Q4. Mr. Ridley

asked the Prime Minister if he will arrange to visit Nigeria.

The Prime Minister

As the hon. gentleman will be aware, I have been in close personal touch with the Head of the Federal Military Government in Nigeria, through the usual diplomatic channels and successive Ministerial visits, and in addition have had the benefit of a number of talks with the head of the Nigerian delegation to the Comomnwealth Prime Ministers' Meeting earlier this month.

Mr. Ridley

Will the Government not stop supplying arms to Nigeria for the most unpleasant reason that they wish to influence events there? Is he aware that this smacks of a sort of neocolonialism which comes very ill from the Government?

The Prime Minister

If the hon. Gentleman ponders that question, he will feel that he fails to do justice to the situation, which has been debated very fully in this House just before Christmas.

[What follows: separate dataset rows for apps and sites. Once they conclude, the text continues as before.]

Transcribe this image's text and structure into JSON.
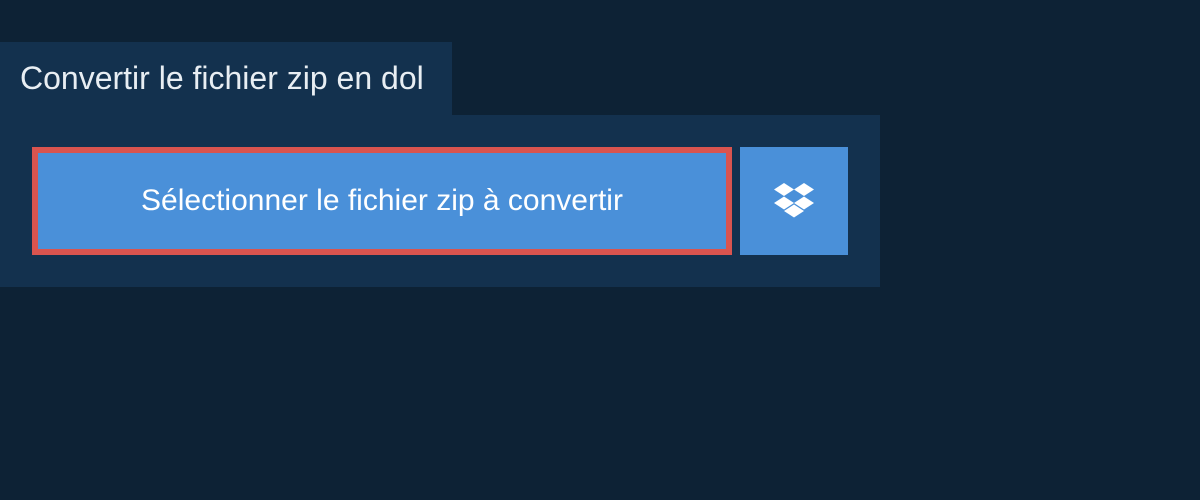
{
  "tab": {
    "title": "Convertir le fichier zip en dol"
  },
  "actions": {
    "select_file_label": "Sélectionner le fichier zip à convertir",
    "dropbox_icon": "dropbox"
  },
  "colors": {
    "background": "#0d2235",
    "panel": "#13314e",
    "button": "#4a90d9",
    "highlight_border": "#d9544f",
    "text_light": "#e8eef3",
    "text_white": "#ffffff"
  }
}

He will recognise that, if this country, as the principal arms supplier throughout the history—including colonial days and after—had decided, when a civil war broke out, that that was the moment to stop supplying arms, it would not have been a move towards neutrality, it would have been a hostile act towards a Commonwealth country.

Mr. Hugh Fraser

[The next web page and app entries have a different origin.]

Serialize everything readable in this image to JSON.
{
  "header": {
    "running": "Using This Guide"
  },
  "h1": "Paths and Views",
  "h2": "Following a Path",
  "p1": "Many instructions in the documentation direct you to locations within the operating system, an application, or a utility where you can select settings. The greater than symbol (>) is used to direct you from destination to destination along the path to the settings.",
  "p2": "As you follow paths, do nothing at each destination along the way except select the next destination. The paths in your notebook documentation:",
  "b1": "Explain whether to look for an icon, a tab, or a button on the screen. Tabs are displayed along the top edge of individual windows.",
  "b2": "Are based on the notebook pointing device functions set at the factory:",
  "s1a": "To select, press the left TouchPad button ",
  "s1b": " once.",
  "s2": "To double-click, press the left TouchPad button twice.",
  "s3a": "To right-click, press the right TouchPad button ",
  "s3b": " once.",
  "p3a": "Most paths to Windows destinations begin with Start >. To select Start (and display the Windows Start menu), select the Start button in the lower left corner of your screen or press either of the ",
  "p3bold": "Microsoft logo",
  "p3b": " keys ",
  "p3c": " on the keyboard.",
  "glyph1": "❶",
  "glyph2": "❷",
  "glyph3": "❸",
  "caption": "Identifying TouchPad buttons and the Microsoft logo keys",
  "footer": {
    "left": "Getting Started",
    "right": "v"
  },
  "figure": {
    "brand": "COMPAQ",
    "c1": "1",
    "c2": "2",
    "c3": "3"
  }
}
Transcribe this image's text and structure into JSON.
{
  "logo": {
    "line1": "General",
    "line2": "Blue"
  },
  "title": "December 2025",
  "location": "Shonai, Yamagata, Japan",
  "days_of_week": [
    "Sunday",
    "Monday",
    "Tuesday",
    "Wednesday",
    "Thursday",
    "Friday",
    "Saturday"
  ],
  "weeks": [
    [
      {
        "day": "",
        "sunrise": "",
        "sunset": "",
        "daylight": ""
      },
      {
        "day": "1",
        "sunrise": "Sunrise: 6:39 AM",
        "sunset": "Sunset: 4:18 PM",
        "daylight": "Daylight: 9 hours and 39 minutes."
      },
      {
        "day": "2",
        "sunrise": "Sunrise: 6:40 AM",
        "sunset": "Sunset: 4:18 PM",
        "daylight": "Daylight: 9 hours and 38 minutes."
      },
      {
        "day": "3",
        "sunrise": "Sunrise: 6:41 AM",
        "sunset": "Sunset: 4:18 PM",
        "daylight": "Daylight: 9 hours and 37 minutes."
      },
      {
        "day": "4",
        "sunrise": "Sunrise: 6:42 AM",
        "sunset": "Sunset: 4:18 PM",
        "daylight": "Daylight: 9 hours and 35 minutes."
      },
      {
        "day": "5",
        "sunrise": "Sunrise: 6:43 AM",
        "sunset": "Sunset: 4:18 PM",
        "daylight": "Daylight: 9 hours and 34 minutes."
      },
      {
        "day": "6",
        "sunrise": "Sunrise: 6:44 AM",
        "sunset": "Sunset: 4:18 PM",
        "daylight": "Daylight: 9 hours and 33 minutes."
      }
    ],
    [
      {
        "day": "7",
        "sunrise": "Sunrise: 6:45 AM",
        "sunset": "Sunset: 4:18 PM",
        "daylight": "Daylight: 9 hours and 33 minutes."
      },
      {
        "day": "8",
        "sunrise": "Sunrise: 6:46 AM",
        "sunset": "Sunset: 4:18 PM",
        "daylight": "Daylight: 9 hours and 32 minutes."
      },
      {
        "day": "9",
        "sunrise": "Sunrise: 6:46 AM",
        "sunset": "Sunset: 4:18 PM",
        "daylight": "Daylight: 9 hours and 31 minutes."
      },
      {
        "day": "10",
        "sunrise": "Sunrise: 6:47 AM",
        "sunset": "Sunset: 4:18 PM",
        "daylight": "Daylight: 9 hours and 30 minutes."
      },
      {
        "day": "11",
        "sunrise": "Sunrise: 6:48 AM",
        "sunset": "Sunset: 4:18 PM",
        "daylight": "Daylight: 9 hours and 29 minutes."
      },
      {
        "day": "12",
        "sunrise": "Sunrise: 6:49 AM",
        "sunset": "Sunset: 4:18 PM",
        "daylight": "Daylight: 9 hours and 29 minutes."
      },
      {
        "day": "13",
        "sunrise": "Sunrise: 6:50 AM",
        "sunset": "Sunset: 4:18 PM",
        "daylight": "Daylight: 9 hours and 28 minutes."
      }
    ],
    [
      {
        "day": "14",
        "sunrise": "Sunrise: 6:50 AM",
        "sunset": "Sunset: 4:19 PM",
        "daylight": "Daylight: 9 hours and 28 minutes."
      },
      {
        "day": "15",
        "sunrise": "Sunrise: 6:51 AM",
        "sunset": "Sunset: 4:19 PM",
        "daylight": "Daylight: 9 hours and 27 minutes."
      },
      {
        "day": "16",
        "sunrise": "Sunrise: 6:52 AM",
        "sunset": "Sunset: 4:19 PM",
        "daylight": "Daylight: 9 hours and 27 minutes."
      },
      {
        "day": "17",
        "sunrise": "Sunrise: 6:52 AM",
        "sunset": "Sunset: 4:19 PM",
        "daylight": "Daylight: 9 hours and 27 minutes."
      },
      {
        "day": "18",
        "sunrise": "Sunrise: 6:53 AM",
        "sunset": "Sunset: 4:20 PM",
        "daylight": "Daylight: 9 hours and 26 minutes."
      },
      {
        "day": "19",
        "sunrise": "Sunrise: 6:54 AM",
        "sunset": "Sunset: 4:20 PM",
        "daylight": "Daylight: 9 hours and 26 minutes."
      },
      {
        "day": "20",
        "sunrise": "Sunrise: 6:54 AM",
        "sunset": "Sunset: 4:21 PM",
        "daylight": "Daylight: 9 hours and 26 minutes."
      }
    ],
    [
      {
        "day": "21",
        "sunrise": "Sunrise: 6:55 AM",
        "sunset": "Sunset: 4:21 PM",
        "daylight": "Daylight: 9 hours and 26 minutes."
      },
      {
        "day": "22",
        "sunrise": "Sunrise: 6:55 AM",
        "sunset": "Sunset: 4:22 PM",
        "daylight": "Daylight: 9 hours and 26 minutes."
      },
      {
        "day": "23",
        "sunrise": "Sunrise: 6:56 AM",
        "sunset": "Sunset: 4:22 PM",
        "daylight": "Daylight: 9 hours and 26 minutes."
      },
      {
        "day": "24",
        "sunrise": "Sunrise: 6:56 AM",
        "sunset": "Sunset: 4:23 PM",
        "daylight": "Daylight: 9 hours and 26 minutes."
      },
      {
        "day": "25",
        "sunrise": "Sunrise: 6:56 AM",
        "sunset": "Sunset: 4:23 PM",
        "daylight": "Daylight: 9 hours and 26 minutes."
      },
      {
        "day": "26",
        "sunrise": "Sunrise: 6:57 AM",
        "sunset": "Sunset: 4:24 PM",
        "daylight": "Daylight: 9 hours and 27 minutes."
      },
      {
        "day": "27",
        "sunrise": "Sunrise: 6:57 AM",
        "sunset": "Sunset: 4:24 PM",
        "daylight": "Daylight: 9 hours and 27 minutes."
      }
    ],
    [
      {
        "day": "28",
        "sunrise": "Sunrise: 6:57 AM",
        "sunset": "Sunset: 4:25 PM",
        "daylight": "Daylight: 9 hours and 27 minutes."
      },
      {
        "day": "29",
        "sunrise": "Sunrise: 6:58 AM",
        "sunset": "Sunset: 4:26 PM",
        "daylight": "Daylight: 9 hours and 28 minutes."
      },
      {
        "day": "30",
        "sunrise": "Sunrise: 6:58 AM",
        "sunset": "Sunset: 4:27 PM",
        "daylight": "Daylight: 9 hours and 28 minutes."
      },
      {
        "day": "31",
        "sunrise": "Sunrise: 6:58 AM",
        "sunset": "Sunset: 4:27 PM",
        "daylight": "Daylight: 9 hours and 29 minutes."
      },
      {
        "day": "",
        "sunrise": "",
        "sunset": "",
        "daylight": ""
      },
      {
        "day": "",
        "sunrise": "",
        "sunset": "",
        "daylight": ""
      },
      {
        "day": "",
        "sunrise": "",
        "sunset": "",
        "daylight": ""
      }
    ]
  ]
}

Surely the Prime Minister will correct the record in so far as, after the Commonwealth Conference, he said that the Biafrans were not prepared to negotiate? Is it not perfectly clear now from Press communications from Biafra that they are prepared to negotiate?

The Prime Minister

I am glad that the right hon. Gentleman has given me that opportunity. It is the case that they have said that they are prepared to negotiate, although they have laid down their own very stringent terms, namely, prior recognition of their nationhood, as they call it. What I said last week—and I am glad to have this chance to correct it—was when I was trying to refer to the position in the week of the Commonwealth Prime Ministers' Conference, when they refused to meet unconditionally with Chief Awolowo. What I said certainly gave the wrong impression, and I am glad to have the chance of making it clear.

Mr. Heffer

Can my right hon. Friend tell us whether he has had an opportunity of looking into the question of the use of "Enugu Palm" by the Federal Nigerian Government for the transportation of Federal troops from Lagos to Port Harcourt? Would he say whether the Government intend to make quite clear to the Nigerian Federal Government that the requisitioning of our ships in this way should not be carried through?

The Prime Minister

I have had an opportunity of studying this matter and, as my hon. Friend knows, my right hon. Friend the Foreign and Commonwealth Secretary has been into it very thoroughly. I fully support the answer which my right hon. Friend has sent to my hon. Friend.